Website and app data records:
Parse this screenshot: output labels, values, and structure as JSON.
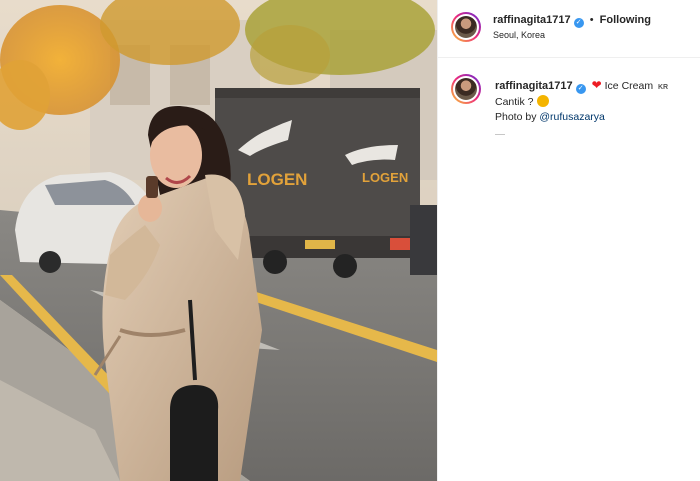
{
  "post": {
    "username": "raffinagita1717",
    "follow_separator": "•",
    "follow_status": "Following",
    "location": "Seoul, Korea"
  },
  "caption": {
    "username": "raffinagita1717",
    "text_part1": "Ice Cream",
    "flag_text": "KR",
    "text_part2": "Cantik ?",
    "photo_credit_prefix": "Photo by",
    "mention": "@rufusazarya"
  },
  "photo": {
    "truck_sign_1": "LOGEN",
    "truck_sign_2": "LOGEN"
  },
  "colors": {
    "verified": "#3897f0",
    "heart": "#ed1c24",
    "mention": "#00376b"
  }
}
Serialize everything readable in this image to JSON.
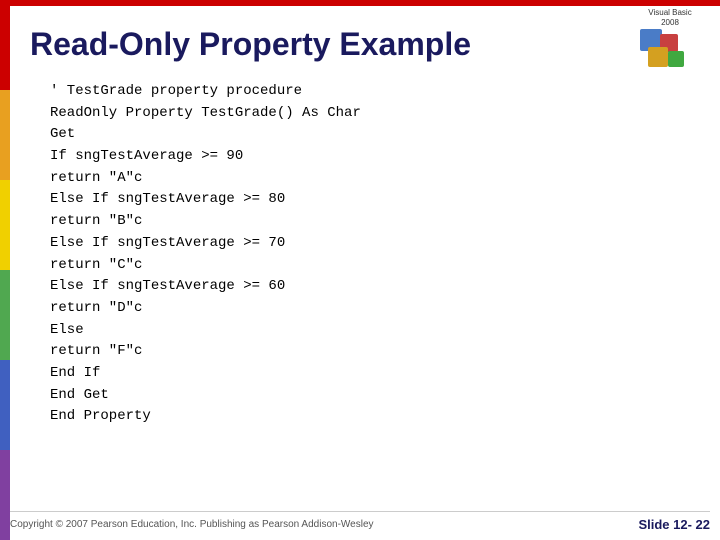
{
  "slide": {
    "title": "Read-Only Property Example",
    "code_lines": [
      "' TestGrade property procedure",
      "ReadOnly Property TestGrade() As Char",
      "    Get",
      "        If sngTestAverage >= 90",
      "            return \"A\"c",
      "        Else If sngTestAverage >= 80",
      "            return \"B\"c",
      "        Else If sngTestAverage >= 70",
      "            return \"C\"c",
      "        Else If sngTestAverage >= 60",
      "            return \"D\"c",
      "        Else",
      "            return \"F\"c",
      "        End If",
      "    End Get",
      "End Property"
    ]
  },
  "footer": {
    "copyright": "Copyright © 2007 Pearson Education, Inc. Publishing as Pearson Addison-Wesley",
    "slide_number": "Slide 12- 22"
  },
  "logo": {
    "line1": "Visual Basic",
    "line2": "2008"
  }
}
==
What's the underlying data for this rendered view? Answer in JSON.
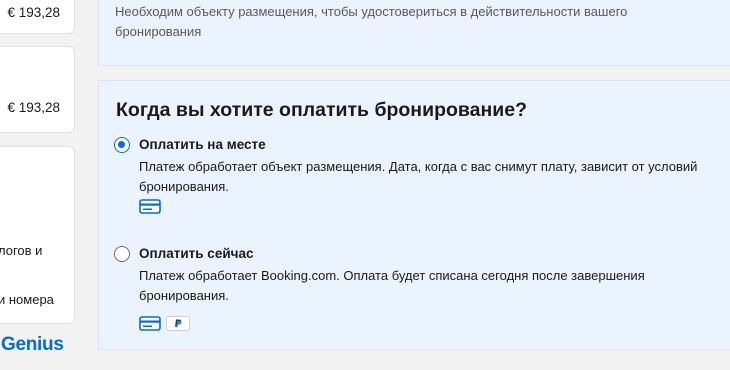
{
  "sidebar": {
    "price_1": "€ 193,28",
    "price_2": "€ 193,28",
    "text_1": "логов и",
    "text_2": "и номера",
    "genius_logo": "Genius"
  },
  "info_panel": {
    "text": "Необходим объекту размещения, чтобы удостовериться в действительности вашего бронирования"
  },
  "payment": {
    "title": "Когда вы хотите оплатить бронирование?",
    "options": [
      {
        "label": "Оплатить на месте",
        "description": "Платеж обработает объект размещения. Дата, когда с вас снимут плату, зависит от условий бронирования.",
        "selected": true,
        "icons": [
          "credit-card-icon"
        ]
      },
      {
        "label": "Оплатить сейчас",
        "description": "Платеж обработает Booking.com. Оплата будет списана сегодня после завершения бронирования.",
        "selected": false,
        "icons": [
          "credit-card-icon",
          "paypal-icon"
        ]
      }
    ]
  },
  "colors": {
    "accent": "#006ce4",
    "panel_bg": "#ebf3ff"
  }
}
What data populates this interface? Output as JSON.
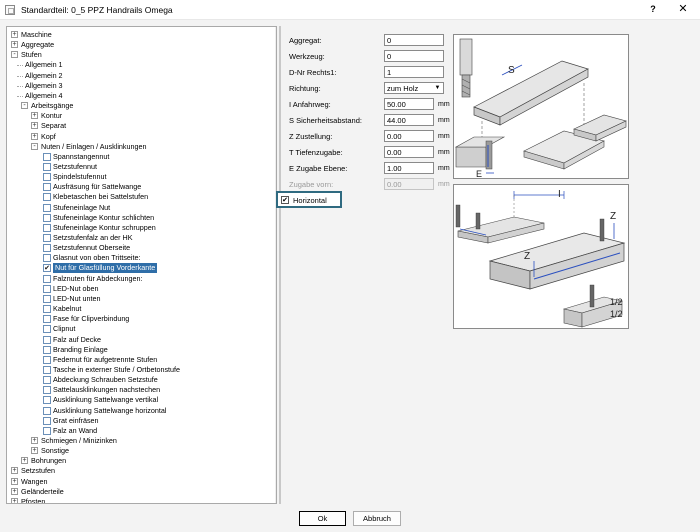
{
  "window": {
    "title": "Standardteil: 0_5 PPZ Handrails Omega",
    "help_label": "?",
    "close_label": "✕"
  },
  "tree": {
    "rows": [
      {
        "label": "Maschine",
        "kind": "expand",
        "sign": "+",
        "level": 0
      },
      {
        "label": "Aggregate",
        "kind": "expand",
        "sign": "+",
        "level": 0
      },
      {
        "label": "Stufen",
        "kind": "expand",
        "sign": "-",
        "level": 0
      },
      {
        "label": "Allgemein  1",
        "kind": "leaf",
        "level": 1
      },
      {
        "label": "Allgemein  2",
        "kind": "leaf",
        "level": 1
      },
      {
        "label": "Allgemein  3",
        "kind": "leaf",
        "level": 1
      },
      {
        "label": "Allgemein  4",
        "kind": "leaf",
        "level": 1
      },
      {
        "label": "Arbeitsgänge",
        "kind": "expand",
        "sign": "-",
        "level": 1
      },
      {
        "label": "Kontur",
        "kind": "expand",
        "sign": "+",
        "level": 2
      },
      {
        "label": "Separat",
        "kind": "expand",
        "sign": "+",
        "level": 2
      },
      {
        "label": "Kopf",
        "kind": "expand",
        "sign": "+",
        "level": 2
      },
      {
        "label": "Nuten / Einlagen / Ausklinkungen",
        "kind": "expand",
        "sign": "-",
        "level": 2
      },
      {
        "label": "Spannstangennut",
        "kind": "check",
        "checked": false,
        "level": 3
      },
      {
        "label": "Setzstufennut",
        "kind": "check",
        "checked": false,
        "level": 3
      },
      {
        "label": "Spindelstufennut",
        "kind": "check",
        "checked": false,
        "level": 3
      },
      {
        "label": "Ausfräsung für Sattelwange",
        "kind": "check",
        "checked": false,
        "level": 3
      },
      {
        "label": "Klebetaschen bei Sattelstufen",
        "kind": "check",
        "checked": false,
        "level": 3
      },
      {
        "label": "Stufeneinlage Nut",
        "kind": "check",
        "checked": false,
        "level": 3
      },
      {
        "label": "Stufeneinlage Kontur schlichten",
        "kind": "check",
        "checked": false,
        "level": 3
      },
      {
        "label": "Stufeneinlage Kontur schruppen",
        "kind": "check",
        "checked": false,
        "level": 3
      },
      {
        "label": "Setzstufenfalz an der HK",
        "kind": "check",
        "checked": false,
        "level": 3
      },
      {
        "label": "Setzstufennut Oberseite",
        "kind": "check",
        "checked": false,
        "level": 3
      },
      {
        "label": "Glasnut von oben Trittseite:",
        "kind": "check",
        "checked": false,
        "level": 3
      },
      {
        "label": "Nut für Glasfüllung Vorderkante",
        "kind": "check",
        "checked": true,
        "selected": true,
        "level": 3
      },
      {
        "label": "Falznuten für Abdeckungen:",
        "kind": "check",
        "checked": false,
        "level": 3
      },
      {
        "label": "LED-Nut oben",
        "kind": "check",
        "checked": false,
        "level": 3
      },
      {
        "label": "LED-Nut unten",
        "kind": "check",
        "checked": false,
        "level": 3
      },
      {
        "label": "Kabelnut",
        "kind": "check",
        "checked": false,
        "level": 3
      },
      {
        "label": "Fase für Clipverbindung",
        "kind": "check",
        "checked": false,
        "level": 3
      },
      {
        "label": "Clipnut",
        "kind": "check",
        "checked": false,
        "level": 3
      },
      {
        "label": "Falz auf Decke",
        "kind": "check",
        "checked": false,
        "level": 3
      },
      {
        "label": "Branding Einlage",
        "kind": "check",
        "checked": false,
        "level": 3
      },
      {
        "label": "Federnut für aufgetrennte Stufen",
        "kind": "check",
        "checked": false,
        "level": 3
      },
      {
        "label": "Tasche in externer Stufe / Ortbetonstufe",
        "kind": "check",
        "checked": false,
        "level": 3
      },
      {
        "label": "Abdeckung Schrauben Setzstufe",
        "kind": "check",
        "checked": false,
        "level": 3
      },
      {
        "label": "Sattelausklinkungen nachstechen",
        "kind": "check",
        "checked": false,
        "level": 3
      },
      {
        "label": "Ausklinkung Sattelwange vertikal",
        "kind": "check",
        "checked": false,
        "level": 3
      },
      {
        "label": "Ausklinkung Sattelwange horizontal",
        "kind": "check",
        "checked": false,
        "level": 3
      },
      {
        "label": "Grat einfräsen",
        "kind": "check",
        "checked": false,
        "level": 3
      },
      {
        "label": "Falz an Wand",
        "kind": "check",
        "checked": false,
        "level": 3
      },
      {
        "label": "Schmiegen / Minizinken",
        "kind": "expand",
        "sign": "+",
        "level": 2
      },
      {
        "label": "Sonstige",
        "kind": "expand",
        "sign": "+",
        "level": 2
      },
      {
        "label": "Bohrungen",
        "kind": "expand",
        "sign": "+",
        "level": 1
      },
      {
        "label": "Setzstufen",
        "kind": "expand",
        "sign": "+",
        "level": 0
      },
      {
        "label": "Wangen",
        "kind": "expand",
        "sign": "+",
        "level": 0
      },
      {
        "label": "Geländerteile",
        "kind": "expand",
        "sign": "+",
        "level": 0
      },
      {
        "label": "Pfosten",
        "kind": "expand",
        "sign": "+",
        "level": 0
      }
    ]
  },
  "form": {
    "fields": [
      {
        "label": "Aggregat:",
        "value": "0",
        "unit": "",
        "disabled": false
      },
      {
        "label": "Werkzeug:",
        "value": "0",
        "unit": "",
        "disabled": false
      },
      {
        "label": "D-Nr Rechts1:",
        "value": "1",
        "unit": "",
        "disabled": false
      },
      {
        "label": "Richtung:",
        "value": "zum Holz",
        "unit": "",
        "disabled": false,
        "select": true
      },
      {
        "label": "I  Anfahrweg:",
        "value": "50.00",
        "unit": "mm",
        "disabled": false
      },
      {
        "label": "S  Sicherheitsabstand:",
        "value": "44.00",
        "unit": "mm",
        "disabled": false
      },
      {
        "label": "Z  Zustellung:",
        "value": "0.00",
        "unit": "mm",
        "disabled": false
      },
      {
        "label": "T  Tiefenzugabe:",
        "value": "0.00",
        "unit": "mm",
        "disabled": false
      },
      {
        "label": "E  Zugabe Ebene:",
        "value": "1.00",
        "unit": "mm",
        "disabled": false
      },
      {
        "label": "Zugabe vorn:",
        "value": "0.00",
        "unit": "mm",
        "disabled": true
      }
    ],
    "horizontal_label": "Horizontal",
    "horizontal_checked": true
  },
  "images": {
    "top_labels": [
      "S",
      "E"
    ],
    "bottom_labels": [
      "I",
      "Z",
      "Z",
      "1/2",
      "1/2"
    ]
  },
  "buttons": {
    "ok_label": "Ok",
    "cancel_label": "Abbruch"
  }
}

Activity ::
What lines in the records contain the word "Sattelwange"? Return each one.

Response area ::
        "label": "Ausfräsung für Sattelwange",
        "label": "Ausklinkung Sattelwange vertikal",
        "label": "Ausklinkung Sattelwange horizontal",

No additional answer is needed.